■ **Extracted entries**
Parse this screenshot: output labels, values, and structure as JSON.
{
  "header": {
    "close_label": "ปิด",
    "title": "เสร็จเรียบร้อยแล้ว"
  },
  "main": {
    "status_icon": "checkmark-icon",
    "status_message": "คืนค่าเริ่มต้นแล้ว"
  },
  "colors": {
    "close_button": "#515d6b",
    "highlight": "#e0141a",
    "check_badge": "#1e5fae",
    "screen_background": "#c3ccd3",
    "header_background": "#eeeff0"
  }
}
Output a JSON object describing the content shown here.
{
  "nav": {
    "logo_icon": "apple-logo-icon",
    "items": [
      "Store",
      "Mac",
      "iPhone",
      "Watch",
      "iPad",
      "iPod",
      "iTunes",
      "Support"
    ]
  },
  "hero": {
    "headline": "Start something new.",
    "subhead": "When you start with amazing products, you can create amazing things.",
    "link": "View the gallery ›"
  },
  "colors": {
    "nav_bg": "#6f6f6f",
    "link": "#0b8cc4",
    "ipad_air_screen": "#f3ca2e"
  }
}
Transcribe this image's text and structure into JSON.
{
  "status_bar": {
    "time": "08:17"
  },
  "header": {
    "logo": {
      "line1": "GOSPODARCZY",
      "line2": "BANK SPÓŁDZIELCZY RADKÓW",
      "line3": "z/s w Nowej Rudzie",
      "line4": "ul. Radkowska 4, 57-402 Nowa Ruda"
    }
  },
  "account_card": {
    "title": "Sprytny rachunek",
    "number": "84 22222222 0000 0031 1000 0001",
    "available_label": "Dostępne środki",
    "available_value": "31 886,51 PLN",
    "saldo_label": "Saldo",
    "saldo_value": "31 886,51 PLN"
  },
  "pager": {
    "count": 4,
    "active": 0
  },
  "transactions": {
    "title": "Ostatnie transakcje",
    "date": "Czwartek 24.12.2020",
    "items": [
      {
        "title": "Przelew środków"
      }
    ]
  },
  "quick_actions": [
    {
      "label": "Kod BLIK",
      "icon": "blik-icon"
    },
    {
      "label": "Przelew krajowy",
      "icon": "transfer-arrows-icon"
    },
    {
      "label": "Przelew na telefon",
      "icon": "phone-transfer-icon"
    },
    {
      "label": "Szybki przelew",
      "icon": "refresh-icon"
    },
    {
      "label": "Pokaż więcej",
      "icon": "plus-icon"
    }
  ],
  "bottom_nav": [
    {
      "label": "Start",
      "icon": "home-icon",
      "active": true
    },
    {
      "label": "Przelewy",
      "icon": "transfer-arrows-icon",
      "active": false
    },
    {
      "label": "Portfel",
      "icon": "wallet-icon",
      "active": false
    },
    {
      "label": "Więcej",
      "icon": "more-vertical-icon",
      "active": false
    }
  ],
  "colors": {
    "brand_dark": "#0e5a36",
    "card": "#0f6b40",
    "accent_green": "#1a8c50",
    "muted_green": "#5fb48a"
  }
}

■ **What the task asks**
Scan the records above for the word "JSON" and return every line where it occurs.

■ **Solution to this exercise**
Parse this screenshot: output labels, values, and structure as JSON.
Output a JSON object describing the content shown here.
Transcribe this image's text and structure into JSON.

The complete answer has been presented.